The Prussians draw Cavalry Move in the Open and launch into the disordered Austrian infantry. The square is cut to pieces and the dishevelled grenadiers just over the brow of the hill are sent streaming down it with CR1 in pursuit.
A Melee Resolution card allows the Prussian infantry on the lower slopes of the Graner Koppe to come to grips and they flush the Austrians before them away at the point of the bayonet and continue to crash forward, on Infantry Move in the Open, into the flank of a now isolated Austrian infantry unit. 

The Austrians now look completely doomed and I don't think they can even manage a draw from here. Is it worth playing on simply to see more Austrians skewered? You bet your bottom dollar it is!

The Austrians draw Major Morale to which Frederick, being a superior commander with no losses, is immune. The Austrian routers continue their headlong flight - all except for the grenadiers who are cut down to a man by CR1 as they run for the woods.

They finish the intiative phase with a Move in Difficult Terrain card, which they use to further consolidate their hold of Burkersdorf. 

The Austrians have not given up yet, and are very close to finishing the turn by having cycled completely through their sequence deck - indeed, they are well ahead of the Prussians in this respect.

Austrians draw 9 initiative Vs Prussians 1
The Austrians turn Dress the Lines, followed by Artillery move with which they turn their remaining battery to face the Graner Koppe. A Cavalry Move in the Open allows them to move all three of their cavalry commands and fight the disordered cuirassier facing them: The cuirassier are shaken but they hold.

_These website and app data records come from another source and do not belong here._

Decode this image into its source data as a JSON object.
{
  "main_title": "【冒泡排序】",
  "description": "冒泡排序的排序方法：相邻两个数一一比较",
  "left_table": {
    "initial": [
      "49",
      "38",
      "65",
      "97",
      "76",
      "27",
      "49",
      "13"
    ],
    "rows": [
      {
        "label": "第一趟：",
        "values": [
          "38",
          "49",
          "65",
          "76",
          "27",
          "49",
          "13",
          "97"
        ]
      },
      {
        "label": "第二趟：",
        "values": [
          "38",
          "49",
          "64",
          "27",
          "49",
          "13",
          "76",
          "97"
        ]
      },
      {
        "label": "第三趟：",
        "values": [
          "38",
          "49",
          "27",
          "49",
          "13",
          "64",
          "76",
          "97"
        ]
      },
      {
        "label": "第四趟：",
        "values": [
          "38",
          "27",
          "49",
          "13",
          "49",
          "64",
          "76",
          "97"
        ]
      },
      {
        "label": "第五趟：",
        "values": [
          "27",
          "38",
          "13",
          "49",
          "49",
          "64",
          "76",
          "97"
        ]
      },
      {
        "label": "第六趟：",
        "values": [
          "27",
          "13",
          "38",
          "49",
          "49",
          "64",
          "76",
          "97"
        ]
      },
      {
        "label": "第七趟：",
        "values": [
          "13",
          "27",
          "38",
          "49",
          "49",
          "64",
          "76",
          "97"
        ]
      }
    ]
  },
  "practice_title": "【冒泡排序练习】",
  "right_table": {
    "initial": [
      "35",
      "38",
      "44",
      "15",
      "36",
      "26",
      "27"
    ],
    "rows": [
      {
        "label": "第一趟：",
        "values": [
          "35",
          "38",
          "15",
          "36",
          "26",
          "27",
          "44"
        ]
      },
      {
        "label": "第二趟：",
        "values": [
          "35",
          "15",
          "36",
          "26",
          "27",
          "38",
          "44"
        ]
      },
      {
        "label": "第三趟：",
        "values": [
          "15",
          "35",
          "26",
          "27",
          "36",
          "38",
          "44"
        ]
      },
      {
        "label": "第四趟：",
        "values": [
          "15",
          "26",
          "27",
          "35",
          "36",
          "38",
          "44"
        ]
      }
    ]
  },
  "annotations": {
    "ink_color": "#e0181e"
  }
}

The Austrians finish their initiative phase with just one card left un-turned - I know what it is, it's the other cavalry move card they've been looking for!

The Prussians, with Infantry Move in the Open showing, move to consolidate themselves on the Graner Koppe.

Austrians draw 7 initiative Vs Prussians 3

The Austrians turn their last card - Cavalry Move in the Open and make some minor adjustments before ending the turn. The Prussians failed to turn fifteen of their sequence cards, mostly because they used far more initiative points acting on the ones they did turn - most often the case for the attacking player and thus giving the defender a natural advantage.

The photo above shows the positions at the end of turn 2.

Note the masses of fleeing Austrian infantry top right below the cornfield. As the Austrian player I decided to keep them around as long as possible by fleeing them 'up table' (whilst still away from the Prussians) to give the Austrians a chance of  rallying some of them farther back.

Note too, that because few cavalry move cards were turned by the Prussians, the Austrian cavalry is still largely intact. Frederick must be fuming at Buddenbrock (his subordinate cavalry commander) for being tardy. This is one of the wonderful things about Piquet, especially in solo play. You can never be quite sure that your subordinates will act as required and this is just as it should be when playing as a commander-in-chief - you might be the all knowing, all seeing 'eye in the sky' but, the sequence deck and initiative mechanism often pokes a stick into it. In Piquet you play can only play the role of C-in-C; you must hope that the right cards and sufficient initiative enable your sub-commanders (in command of groups and units) to act as and when required, effectively fulfilling your orders in accordance with your master plan.

The Prussians are so low on morale chips (6 Vs 13) that the Austrians are still in with a chance. On the other hand, the Prussians are in a strong position, with better troops and a better sequence deck, and the Austrians are almost sure to fail their major morale checks (they have lost 13 units including those in rout).

Turn 3 coming soon.